Problem description
Please restate the records that follow exactly, skipping their images.

Exercise materials
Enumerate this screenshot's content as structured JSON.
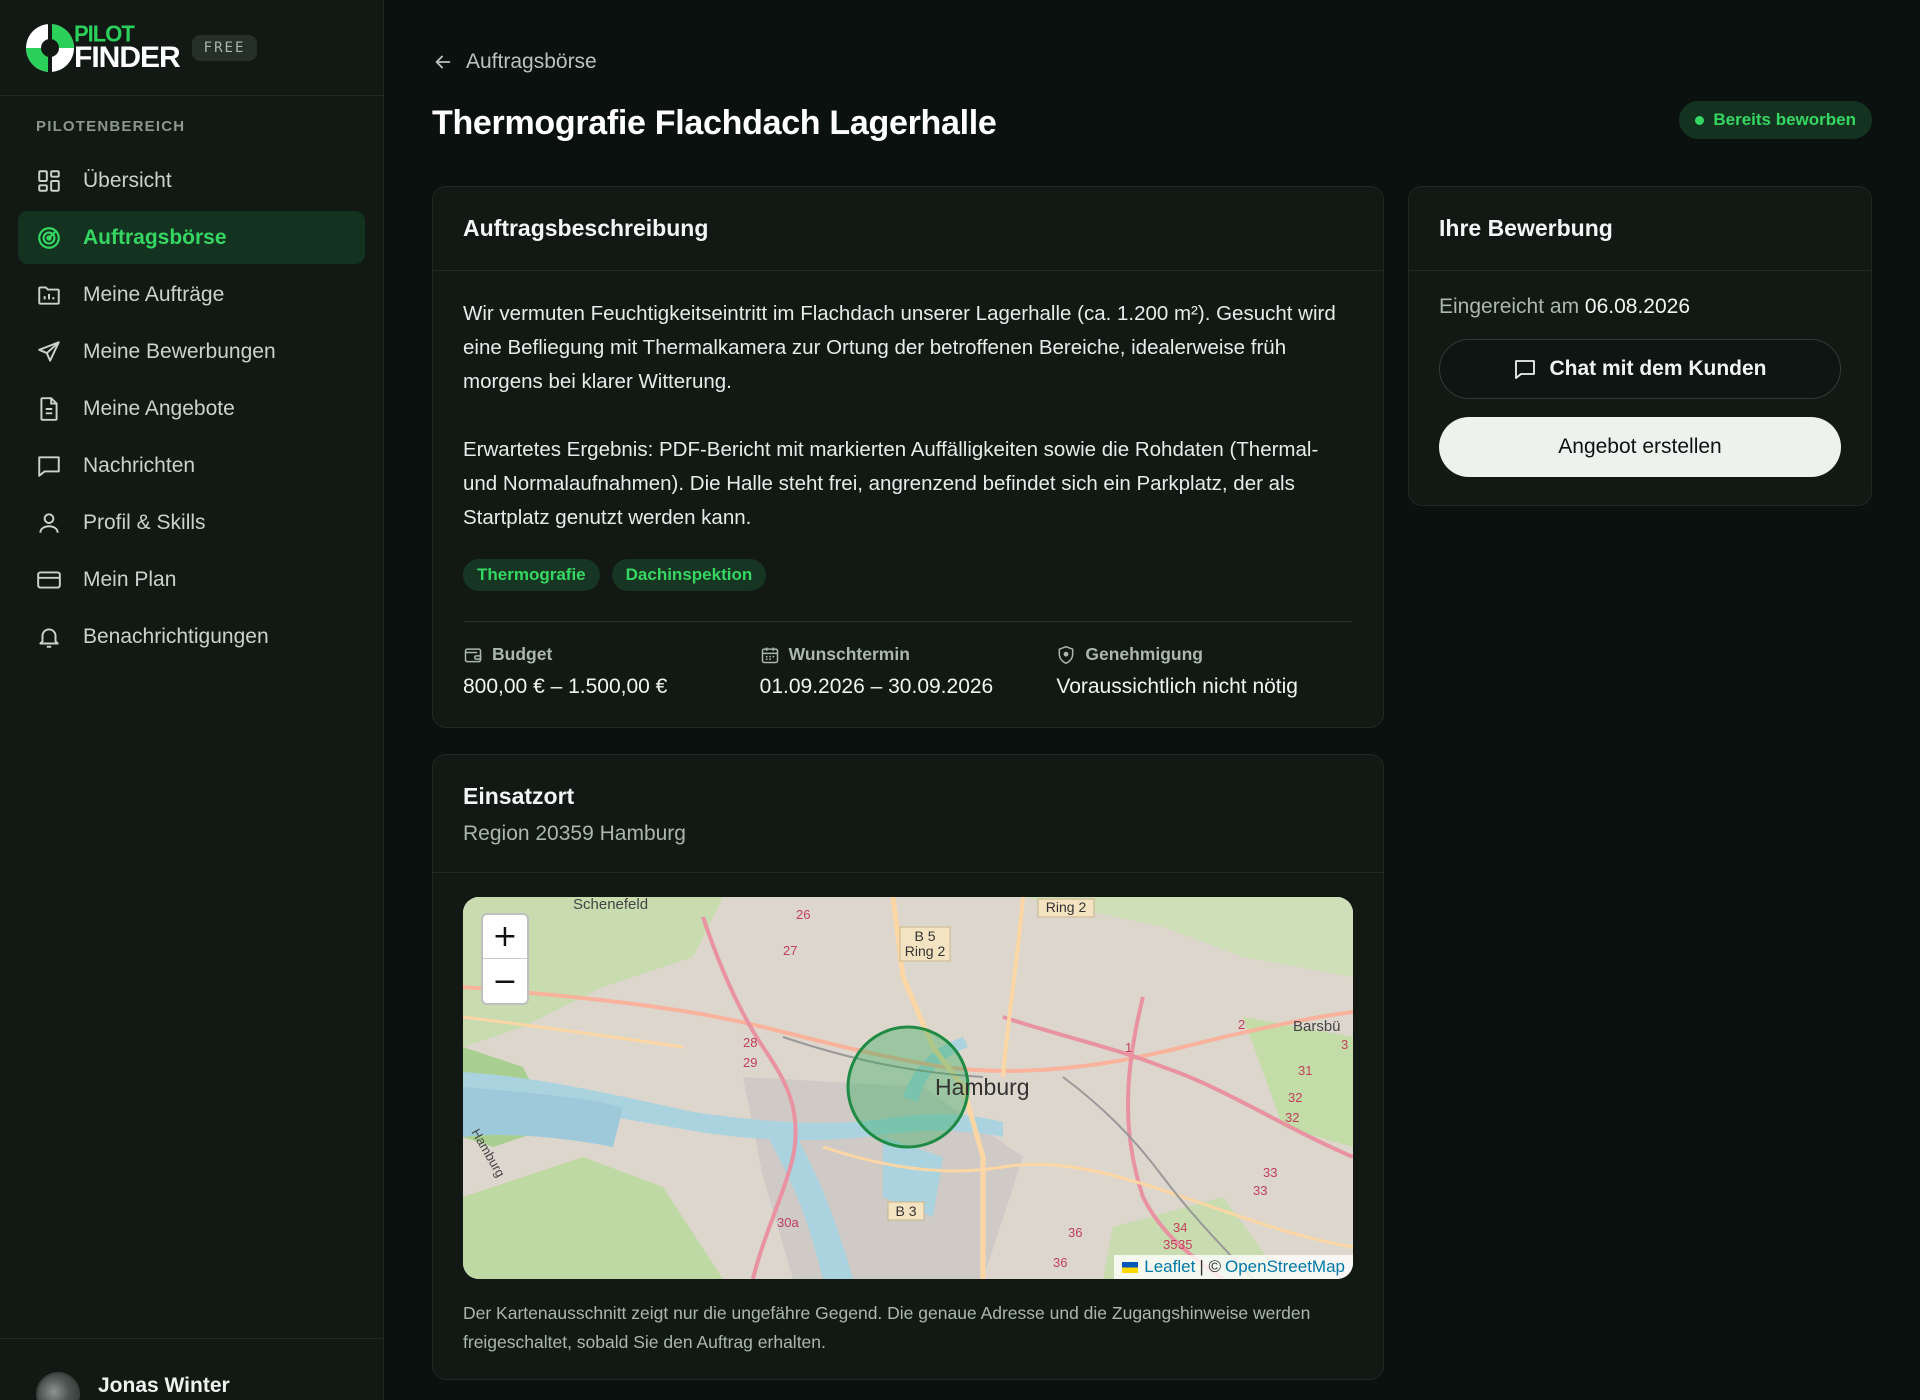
{
  "brand": {
    "logo_line1": "PILOT",
    "logo_line2": "FINDER",
    "plan_badge": "FREE"
  },
  "sidebar": {
    "section_label": "PILOTENBEREICH",
    "items": [
      {
        "label": "Übersicht",
        "icon": "dashboard-grid-icon"
      },
      {
        "label": "Auftragsbörse",
        "icon": "radar-icon",
        "active": true
      },
      {
        "label": "Meine Aufträge",
        "icon": "folder-chart-icon"
      },
      {
        "label": "Meine Bewerbungen",
        "icon": "send-icon"
      },
      {
        "label": "Meine Angebote",
        "icon": "document-icon"
      },
      {
        "label": "Nachrichten",
        "icon": "chat-bubble-icon"
      },
      {
        "label": "Profil & Skills",
        "icon": "user-icon"
      },
      {
        "label": "Mein Plan",
        "icon": "credit-card-icon"
      },
      {
        "label": "Benachrichtigungen",
        "icon": "bell-icon"
      }
    ],
    "user_name": "Jonas Winter"
  },
  "header": {
    "back_label": "Auftragsbörse",
    "title": "Thermografie Flachdach Lagerhalle",
    "status": "Bereits beworben"
  },
  "description": {
    "title": "Auftragsbeschreibung",
    "paragraph1": "Wir vermuten Feuchtigkeitseintritt im Flachdach unserer Lagerhalle (ca. 1.200 m²). Gesucht wird eine Befliegung mit Thermalkamera zur Ortung der betroffenen Bereiche, idealerweise früh morgens bei klarer Witterung.",
    "paragraph2": "Erwartetes Ergebnis: PDF-Bericht mit markierten Auffälligkeiten sowie die Rohdaten (Thermal- und Normalaufnahmen). Die Halle steht frei, angrenzend befindet sich ein Parkplatz, der als Startplatz genutzt werden kann.",
    "tags": [
      "Thermografie",
      "Dachinspektion"
    ],
    "facts": [
      {
        "label": "Budget",
        "value": "800,00 € – 1.500,00 €",
        "icon": "wallet-icon"
      },
      {
        "label": "Wunschtermin",
        "value": "01.09.2026 – 30.09.2026",
        "icon": "calendar-icon"
      },
      {
        "label": "Genehmigung",
        "value": "Voraussichtlich nicht nötig",
        "icon": "shield-icon"
      }
    ]
  },
  "application": {
    "title": "Ihre Bewerbung",
    "submitted_prefix": "Eingereicht am",
    "submitted_date": "06.08.2026",
    "chat_button": "Chat mit dem Kunden",
    "offer_button": "Angebot erstellen"
  },
  "location": {
    "title": "Einsatzort",
    "region": "Region 20359 Hamburg",
    "map": {
      "zoom_in": "+",
      "zoom_out": "−",
      "city_label": "Hamburg",
      "place_labels": [
        "Schenefeld",
        "Barsbü",
        "Hamburg"
      ],
      "road_labels": [
        "Ring 2",
        "B 5",
        "Ring 2",
        "B 3",
        "26",
        "27",
        "28",
        "29",
        "30a",
        "31",
        "32",
        "32",
        "33",
        "33",
        "34",
        "35",
        "35",
        "36",
        "36",
        "2",
        "1",
        "3"
      ],
      "attribution_leaflet": "Leaflet",
      "attribution_sep": "| ©",
      "attribution_osm": "OpenStreetMap"
    },
    "note": "Der Kartenausschnitt zeigt nur die ungefähre Gegend. Die genaue Adresse und die Zugangshinweise werden freigeschaltet, sobald Sie den Auftrag erhalten."
  },
  "colors": {
    "accent": "#35d662",
    "background": "#0b110e",
    "card": "#121915"
  }
}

Exercise answer
Enumerate this screenshot's content as structured JSON.
{
  "brand": {
    "logo_line1": "PILOT",
    "logo_line2": "FINDER",
    "plan_badge": "FREE"
  },
  "sidebar": {
    "section_label": "PILOTENBEREICH",
    "items": [
      {
        "label": "Übersicht",
        "icon": "dashboard-grid-icon"
      },
      {
        "label": "Auftragsbörse",
        "icon": "radar-icon",
        "active": true
      },
      {
        "label": "Meine Aufträge",
        "icon": "folder-chart-icon"
      },
      {
        "label": "Meine Bewerbungen",
        "icon": "send-icon"
      },
      {
        "label": "Meine Angebote",
        "icon": "document-icon"
      },
      {
        "label": "Nachrichten",
        "icon": "chat-bubble-icon"
      },
      {
        "label": "Profil & Skills",
        "icon": "user-icon"
      },
      {
        "label": "Mein Plan",
        "icon": "credit-card-icon"
      },
      {
        "label": "Benachrichtigungen",
        "icon": "bell-icon"
      }
    ],
    "user_name": "Jonas Winter"
  },
  "header": {
    "back_label": "Auftragsbörse",
    "title": "Thermografie Flachdach Lagerhalle",
    "status": "Bereits beworben"
  },
  "description": {
    "title": "Auftragsbeschreibung",
    "paragraph1": "Wir vermuten Feuchtigkeitseintritt im Flachdach unserer Lagerhalle (ca. 1.200 m²). Gesucht wird eine Befliegung mit Thermalkamera zur Ortung der betroffenen Bereiche, idealerweise früh morgens bei klarer Witterung.",
    "paragraph2": "Erwartetes Ergebnis: PDF-Bericht mit markierten Auffälligkeiten sowie die Rohdaten (Thermal- und Normalaufnahmen). Die Halle steht frei, angrenzend befindet sich ein Parkplatz, der als Startplatz genutzt werden kann.",
    "tags": [
      "Thermografie",
      "Dachinspektion"
    ],
    "facts": [
      {
        "label": "Budget",
        "value": "800,00 € – 1.500,00 €",
        "icon": "wallet-icon"
      },
      {
        "label": "Wunschtermin",
        "value": "01.09.2026 – 30.09.2026",
        "icon": "calendar-icon"
      },
      {
        "label": "Genehmigung",
        "value": "Voraussichtlich nicht nötig",
        "icon": "shield-icon"
      }
    ]
  },
  "application": {
    "title": "Ihre Bewerbung",
    "submitted_prefix": "Eingereicht am",
    "submitted_date": "06.08.2026",
    "chat_button": "Chat mit dem Kunden",
    "offer_button": "Angebot erstellen"
  },
  "location": {
    "title": "Einsatzort",
    "region": "Region 20359 Hamburg",
    "map": {
      "zoom_in": "+",
      "zoom_out": "−",
      "city_label": "Hamburg",
      "place_labels": [
        "Schenefeld",
        "Barsbü",
        "Hamburg"
      ],
      "road_labels": [
        "Ring 2",
        "B 5",
        "Ring 2",
        "B 3",
        "26",
        "27",
        "28",
        "29",
        "30a",
        "31",
        "32",
        "32",
        "33",
        "33",
        "34",
        "35",
        "35",
        "36",
        "36",
        "2",
        "1",
        "3"
      ],
      "attribution_leaflet": "Leaflet",
      "attribution_sep": "| ©",
      "attribution_osm": "OpenStreetMap"
    },
    "note": "Der Kartenausschnitt zeigt nur die ungefähre Gegend. Die genaue Adresse und die Zugangshinweise werden freigeschaltet, sobald Sie den Auftrag erhalten."
  },
  "colors": {
    "accent": "#35d662",
    "background": "#0b110e",
    "card": "#121915"
  }
}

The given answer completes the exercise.